## WHAT THE TASK REQUIRES:
How many lines of these entries include the string "chest"? State the number alone.

## SUPPLIED ENTRIES:
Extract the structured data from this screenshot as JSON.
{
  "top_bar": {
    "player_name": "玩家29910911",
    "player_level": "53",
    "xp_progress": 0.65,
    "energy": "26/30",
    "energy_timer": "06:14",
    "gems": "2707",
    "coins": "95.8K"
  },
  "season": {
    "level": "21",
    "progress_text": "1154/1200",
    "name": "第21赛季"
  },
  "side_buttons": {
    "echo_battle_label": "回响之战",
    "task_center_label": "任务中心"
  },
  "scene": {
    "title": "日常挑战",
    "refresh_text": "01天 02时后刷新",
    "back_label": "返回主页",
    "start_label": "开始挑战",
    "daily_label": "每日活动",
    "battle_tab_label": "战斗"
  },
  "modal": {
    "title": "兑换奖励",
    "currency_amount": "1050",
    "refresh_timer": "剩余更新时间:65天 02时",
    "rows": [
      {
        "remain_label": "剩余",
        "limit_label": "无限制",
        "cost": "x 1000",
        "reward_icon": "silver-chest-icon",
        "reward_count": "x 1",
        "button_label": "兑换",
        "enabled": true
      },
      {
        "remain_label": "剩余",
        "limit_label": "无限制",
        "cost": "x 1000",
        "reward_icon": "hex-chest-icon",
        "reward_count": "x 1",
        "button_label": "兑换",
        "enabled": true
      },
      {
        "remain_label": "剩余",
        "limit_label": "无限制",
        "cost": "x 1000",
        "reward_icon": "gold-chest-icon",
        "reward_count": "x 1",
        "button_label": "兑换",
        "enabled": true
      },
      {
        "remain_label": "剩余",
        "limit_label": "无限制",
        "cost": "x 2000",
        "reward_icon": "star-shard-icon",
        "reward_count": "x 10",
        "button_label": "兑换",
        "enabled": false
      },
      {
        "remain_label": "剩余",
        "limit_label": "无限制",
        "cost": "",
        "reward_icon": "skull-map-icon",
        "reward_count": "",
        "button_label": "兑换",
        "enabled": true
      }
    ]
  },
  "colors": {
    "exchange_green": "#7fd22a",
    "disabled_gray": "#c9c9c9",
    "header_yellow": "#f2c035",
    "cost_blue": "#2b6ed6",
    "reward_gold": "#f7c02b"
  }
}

## SOLUTION FOR THIS EXERCISE:
3